_EXERCISE BRIEF:_ Each line below needs to be restated word for word.

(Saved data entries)
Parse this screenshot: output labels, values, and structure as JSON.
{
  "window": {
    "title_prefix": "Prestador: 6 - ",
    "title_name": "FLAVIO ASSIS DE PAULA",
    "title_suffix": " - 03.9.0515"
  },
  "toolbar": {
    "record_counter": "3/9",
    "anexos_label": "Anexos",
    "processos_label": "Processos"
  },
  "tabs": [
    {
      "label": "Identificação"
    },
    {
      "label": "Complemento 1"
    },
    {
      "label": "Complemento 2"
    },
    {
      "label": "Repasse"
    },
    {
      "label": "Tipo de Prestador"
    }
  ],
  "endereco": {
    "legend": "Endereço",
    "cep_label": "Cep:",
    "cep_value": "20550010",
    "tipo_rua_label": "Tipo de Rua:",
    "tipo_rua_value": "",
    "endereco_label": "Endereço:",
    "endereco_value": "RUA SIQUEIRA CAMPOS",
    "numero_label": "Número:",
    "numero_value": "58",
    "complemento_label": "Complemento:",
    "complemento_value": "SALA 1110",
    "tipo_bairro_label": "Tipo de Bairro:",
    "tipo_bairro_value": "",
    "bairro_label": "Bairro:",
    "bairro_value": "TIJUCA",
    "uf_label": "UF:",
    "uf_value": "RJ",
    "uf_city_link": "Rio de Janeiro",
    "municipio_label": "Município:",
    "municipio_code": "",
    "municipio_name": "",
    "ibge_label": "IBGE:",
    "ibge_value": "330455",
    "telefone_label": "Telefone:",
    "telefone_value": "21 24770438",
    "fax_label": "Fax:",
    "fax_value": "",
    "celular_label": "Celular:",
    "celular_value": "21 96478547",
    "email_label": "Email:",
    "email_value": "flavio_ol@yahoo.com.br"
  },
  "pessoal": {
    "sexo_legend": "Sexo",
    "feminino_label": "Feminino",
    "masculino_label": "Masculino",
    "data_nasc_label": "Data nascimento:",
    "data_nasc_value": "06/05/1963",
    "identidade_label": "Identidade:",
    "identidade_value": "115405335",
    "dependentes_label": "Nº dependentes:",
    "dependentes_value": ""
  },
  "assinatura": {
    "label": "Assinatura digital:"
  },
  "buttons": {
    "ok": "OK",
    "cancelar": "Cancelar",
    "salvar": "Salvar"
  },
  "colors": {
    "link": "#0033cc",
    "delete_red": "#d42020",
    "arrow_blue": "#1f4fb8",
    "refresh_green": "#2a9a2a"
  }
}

_YOUR RESPONSE:_
Parse this screenshot: output labels, values, and structure as JSON.
{
  "window": {
    "title_prefix": "Prestador: 6 - ",
    "title_name": "FLAVIO ASSIS DE PAULA",
    "title_suffix": " - 03.9.0515"
  },
  "toolbar": {
    "record_counter": "3/9",
    "anexos_label": "Anexos",
    "processos_label": "Processos"
  },
  "tabs": [
    {
      "label": "Identificação"
    },
    {
      "label": "Complemento 1"
    },
    {
      "label": "Complemento 2"
    },
    {
      "label": "Repasse"
    },
    {
      "label": "Tipo de Prestador"
    }
  ],
  "endereco": {
    "legend": "Endereço",
    "cep_label": "Cep:",
    "cep_value": "20550010",
    "tipo_rua_label": "Tipo de Rua:",
    "tipo_rua_value": "",
    "endereco_label": "Endereço:",
    "endereco_value": "RUA SIQUEIRA CAMPOS",
    "numero_label": "Número:",
    "numero_value": "58",
    "complemento_label": "Complemento:",
    "complemento_value": "SALA 1110",
    "tipo_bairro_label": "Tipo de Bairro:",
    "tipo_bairro_value": "",
    "bairro_label": "Bairro:",
    "bairro_value": "TIJUCA",
    "uf_label": "UF:",
    "uf_value": "RJ",
    "uf_city_link": "Rio de Janeiro",
    "municipio_label": "Município:",
    "municipio_code": "",
    "municipio_name": "",
    "ibge_label": "IBGE:",
    "ibge_value": "330455",
    "telefone_label": "Telefone:",
    "telefone_value": "21 24770438",
    "fax_label": "Fax:",
    "fax_value": "",
    "celular_label": "Celular:",
    "celular_value": "21 96478547",
    "email_label": "Email:",
    "email_value": "flavio_ol@yahoo.com.br"
  },
  "pessoal": {
    "sexo_legend": "Sexo",
    "feminino_label": "Feminino",
    "masculino_label": "Masculino",
    "data_nasc_label": "Data nascimento:",
    "data_nasc_value": "06/05/1963",
    "identidade_label": "Identidade:",
    "identidade_value": "115405335",
    "dependentes_label": "Nº dependentes:",
    "dependentes_value": ""
  },
  "assinatura": {
    "label": "Assinatura digital:"
  },
  "buttons": {
    "ok": "OK",
    "cancelar": "Cancelar",
    "salvar": "Salvar"
  },
  "colors": {
    "link": "#0033cc",
    "delete_red": "#d42020",
    "arrow_blue": "#1f4fb8",
    "refresh_green": "#2a9a2a"
  }
}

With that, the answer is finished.